Idaho Dam That Has Blocked Steelhead Migration Since 1919 to be Demolished
This summer, biologists, farmers and town leaders representing the town of Troy, Idaho will assemble on the west fork of...
This summer, biologists, farmers and town leaders representing the town of Troy, Idaho will assemble on the west fork of Little Bear Creek to demolish a 10-foot high dam that’s been blocking steelhead from natural spawning habitat since 1919.
The Dutch Flat Dam was originally constructed near the logging town to create a drinking-water source. Though silt has choked the creek and it hasn’t been used by the community since 1926, the dam remains.
An article from the Washington Post says it’s the latest in a string of efforts to remove barriers and allow wild steelhead, an endangered species fish prized by many anglers, to have a better shot at reproducing naturally.
“What’s really amazing is that those fish were so tough to make it, without being able to go by the dam for so many years,” Troy Mayor Ken Whitney said. “Hopefully, we’re going to help them out a bit.”
Whitney went on to say he hopes demolition will begin by mid-August and be completed by October 31 when fall rains typically swell rivers.

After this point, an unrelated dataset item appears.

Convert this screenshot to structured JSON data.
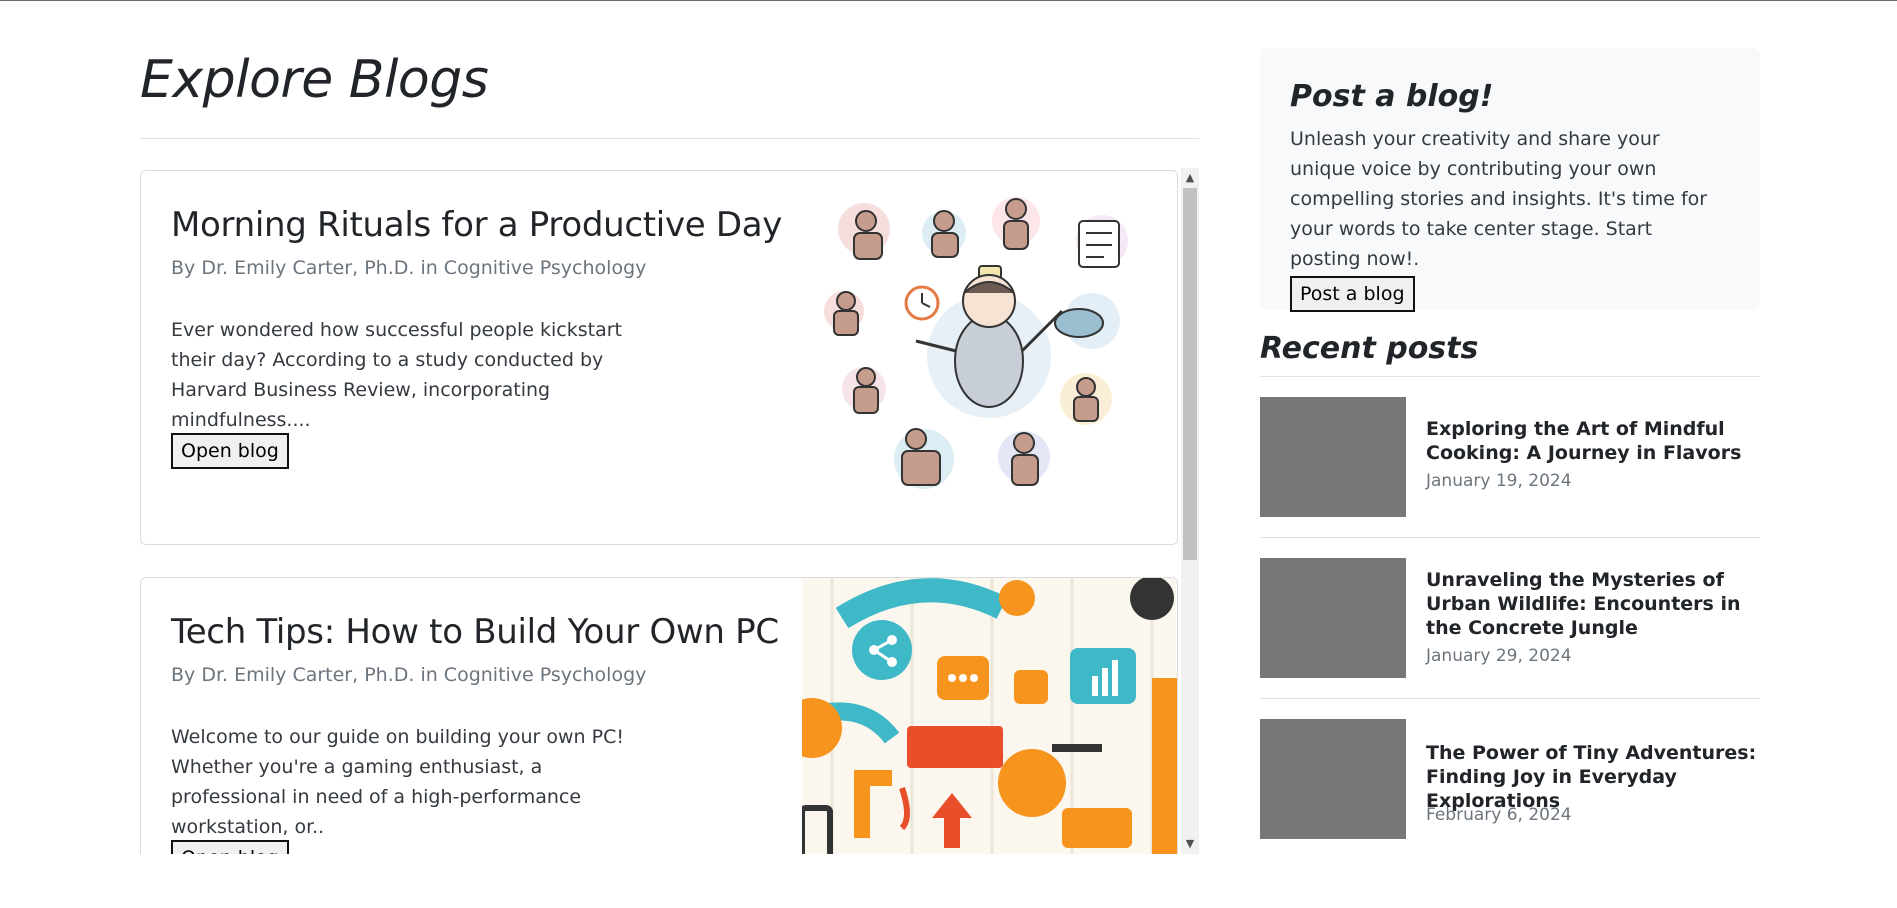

Without the dam, steelhead will be able to access another five miles of suitable habitat.
Photo by Latah Soil and Water Conservation District